(Editor’s Correction: Though I originally listed this car as a M-Sport, it’s really a 135is with the Sport package. However, the equipment package on this car was renamed for the 2009 model year to M-Sport. This car does feature the upgrade 740 M-Sport suspension.)
It’s hard to judge the performance value of the BMW 135i M-Sport 6-speed as anything other than very tempting in today’s market. Get beyond the styling for a second and look at what this car comes with; stock, the twin-turbocharged N54 inline-6 pumps out an impressive 302 horsepower and matching torque, giving you E46 M3-strata performance. Equipped with the M-Sport package, you got shadow line trim, a black headliner, sport seats, M steering wheel and shifter, M door sills, and the M-sport M264 5-spoke wheels unique to this model. While performance wasn’t turned up, the 1M was no slouch, capable of sub 5-second 0-60 times. Admittedly, it is not the most beautiful product that BMW produced in period, but in gussied-up M-Sport form it is certainly more purposeful than the standard 128i your boss’s secretary ran out to get the moment it was off-lease.
But the real beauty of the 135i M-Sport is the price. Some dip into the mid-teens or occasionally below, but even a pristine one like today’s example hits the market below $25,000. A generation newer than the E46 M3, it offers plenty of sport, reasonable practicality, more affordable repairs and one could argue that it’s a bit of a sleeper compared to the S-motored cars:
Taut, restrained and handsome. These words come to mind when describing the E38 platform 7-series, perhaps one of the most successful BMW designs in recent memory. In short wheelbase form with the M-Sport package, which adds sport seats, firmer suspension, shorter final drive, M-Parallel wheels, sport steering wheel and Shadowline trim, the conservatively styled executive express takes on a slightly more menacing look and feel. Owing to the marvel of depreciation, these cars can be had for a fraction of their original cost. While bargain-basement examples are tempting, they probably hide gremlins that will cost the asking price again to put right. Best to pay up front for a nice one, like this lovely looking example for sale in California.
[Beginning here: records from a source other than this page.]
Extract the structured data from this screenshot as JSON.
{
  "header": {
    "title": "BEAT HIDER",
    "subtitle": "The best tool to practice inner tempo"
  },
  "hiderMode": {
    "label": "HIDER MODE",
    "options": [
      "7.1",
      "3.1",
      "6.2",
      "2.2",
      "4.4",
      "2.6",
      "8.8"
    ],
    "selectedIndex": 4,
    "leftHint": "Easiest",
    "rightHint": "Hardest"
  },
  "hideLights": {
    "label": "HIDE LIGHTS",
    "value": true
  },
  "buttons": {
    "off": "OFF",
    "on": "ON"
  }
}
There’s an entire sub-culture of automobile enthusiasts that MUST have everything wagon. And for those people, there have long been many options to choose from – expect recently. Since the 2000s, the number of wagons available to U.S. fans has dropped off a cliff so that today precious few are left. I detailed what I felt was the height of the market last year over at The Truth About Cars.
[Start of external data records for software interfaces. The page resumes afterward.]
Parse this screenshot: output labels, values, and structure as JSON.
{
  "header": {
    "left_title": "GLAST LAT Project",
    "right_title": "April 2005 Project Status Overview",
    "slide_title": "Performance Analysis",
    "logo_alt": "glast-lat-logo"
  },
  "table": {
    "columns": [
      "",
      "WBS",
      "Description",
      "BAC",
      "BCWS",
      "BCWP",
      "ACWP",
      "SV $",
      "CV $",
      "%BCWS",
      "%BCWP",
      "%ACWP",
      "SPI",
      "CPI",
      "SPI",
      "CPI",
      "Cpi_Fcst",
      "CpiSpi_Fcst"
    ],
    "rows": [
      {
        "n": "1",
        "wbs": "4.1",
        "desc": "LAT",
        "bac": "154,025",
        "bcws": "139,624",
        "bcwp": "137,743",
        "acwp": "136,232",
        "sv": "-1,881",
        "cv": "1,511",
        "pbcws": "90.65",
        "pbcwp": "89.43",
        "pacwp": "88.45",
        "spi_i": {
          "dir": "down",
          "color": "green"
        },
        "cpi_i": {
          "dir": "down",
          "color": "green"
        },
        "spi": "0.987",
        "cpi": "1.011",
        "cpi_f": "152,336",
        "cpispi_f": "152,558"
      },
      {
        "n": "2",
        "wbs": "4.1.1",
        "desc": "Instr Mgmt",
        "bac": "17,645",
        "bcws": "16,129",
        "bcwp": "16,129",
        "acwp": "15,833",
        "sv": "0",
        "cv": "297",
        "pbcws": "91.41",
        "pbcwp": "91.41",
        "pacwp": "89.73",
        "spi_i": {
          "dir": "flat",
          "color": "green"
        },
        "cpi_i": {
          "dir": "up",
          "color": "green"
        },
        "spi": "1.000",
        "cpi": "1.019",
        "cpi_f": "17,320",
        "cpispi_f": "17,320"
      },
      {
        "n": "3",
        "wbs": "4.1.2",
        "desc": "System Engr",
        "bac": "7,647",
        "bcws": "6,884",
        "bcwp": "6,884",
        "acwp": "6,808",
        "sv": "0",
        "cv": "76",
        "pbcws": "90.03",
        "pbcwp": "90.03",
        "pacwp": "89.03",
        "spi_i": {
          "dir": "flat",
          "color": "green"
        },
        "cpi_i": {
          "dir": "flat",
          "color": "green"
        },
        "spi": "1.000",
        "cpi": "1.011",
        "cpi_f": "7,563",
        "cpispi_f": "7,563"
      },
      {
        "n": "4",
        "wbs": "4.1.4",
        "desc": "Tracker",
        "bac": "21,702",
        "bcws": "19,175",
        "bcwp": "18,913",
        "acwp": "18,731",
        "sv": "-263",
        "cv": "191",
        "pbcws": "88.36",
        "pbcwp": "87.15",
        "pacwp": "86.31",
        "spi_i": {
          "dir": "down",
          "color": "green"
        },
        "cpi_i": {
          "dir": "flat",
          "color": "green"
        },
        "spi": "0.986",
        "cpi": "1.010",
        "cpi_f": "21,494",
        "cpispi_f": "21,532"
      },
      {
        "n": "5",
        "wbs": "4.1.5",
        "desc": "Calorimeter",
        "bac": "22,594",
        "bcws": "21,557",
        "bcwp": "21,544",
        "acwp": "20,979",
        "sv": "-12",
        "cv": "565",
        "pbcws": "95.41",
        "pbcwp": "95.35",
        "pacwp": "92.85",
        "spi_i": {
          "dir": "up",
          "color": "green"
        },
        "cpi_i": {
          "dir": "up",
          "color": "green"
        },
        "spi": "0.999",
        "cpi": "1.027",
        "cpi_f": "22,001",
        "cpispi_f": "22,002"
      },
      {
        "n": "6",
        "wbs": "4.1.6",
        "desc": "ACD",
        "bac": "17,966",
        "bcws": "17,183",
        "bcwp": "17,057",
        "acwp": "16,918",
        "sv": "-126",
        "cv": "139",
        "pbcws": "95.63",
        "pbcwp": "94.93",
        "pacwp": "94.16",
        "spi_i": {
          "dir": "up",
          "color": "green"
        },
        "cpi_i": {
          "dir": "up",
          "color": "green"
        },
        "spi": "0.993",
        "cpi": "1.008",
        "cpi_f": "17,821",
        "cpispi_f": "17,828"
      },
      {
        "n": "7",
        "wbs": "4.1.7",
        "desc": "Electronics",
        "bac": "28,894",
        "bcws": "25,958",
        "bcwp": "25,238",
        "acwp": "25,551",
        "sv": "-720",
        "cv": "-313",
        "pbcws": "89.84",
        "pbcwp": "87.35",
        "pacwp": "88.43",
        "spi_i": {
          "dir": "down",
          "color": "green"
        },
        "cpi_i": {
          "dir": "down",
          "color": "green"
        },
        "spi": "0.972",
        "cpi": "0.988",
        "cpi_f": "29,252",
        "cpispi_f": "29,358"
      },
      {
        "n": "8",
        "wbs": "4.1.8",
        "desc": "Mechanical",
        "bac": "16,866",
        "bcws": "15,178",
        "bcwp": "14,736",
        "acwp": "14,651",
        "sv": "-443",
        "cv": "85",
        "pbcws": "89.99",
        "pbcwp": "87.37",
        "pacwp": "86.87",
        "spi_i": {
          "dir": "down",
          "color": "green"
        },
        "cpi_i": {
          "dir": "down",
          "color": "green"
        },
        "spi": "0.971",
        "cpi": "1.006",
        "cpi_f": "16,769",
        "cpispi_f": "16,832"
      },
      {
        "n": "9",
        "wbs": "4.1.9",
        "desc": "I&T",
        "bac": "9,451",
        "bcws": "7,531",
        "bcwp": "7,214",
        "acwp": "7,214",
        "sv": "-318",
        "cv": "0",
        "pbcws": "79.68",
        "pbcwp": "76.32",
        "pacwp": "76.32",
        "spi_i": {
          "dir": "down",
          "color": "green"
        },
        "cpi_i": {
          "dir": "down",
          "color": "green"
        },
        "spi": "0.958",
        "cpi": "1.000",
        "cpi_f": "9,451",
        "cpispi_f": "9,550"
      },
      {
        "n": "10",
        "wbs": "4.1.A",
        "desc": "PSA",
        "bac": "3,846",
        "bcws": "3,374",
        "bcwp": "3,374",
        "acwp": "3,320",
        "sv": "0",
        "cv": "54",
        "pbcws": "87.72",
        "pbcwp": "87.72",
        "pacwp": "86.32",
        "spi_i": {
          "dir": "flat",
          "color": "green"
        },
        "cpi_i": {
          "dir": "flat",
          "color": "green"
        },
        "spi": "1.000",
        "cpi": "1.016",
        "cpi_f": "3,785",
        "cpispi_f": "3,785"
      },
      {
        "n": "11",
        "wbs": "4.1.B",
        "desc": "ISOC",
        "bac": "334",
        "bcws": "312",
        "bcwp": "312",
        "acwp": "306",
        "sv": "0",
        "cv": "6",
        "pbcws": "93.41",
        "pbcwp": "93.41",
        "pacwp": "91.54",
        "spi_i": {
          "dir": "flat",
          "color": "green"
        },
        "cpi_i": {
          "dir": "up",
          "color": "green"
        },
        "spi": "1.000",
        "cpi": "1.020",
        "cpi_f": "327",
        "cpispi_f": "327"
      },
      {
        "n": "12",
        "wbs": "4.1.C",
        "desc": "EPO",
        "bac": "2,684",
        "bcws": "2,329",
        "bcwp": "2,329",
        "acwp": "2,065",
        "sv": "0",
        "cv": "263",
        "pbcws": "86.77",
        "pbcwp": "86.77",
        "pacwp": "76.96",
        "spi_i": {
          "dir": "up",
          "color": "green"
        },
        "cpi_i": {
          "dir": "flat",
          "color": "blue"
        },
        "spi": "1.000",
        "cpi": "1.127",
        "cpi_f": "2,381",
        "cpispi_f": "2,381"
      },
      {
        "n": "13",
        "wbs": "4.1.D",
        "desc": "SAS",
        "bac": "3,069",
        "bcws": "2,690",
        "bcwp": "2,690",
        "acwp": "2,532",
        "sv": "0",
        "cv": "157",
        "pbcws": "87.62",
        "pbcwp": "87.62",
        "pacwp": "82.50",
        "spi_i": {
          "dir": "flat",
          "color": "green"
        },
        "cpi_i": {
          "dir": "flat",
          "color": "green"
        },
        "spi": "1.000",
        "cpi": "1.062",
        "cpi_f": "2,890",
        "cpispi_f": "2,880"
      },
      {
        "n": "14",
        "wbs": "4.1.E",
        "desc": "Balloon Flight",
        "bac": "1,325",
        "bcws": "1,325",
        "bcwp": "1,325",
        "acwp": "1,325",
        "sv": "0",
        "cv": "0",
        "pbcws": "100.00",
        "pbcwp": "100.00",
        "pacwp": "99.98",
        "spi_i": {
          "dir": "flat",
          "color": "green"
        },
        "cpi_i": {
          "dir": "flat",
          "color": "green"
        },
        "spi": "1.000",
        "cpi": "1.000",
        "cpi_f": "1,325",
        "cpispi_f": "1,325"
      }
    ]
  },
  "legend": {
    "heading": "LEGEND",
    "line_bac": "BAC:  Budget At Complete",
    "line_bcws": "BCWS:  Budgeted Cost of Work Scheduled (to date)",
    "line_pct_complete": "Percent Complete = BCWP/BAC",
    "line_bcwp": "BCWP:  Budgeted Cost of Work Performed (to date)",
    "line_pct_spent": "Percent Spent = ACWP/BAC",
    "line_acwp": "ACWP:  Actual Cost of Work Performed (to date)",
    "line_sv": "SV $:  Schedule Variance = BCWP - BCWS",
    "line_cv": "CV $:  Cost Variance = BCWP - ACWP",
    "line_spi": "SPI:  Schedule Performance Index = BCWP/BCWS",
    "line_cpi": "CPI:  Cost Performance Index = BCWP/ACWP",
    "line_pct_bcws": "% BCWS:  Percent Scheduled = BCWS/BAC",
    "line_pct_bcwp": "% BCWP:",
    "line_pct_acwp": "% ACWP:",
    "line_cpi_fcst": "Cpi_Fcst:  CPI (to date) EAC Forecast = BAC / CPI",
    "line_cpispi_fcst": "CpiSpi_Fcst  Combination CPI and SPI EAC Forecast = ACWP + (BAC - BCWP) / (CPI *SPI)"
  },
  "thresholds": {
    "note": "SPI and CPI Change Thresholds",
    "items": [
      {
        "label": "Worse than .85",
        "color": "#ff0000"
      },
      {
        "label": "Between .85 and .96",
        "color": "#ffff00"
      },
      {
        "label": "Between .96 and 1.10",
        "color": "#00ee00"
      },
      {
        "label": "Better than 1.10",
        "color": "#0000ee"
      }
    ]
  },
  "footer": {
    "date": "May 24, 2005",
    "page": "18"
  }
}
Today, enter the marketplace and there are very few options left. The staple Audi A6 and BMW 5-series wagons have left the market, as has the regular A4. Sure, today you can finally get an all-wheel drive Golf Sportwagon that was promised for so long, but outside of that, you’re left really with the Allroad, the expensive and numb (but potentially ridiculously quick) Mercedes-Benz E-Class wagon, or the BMW 3-series.
Options for the 3-series have dwindled as well as the price has increased. From rear-or-all-wheel drive a few years ago with multiple engine options, only two remain – you have a choice or gas, or diesel. The Sports Wagon has gotten pretty ridiculously expensive, too – starting at $43,000, it’s not hard to break $60,000 when you start to add options (which you’ll see below). Even more ridiculousl is the naming convention, to the point of I’m not sure what the word order is in the title of these cars anymore. Seriously, consider our first example – the “2017 BMW 330i xDrive Sports Wagon M-Sport Individual”. Or was Individual first? Or M-Sport second?
Nevertheless, these wagons remain popular among sport-minded German car freaks who need to carry more than just themselves. Today I have two interesting blue options to consider – one a special-ordered Individual in Laguna Seca that is brand spanking new, or a lightly used Estoril Blue Metallic example. Which is the one to have?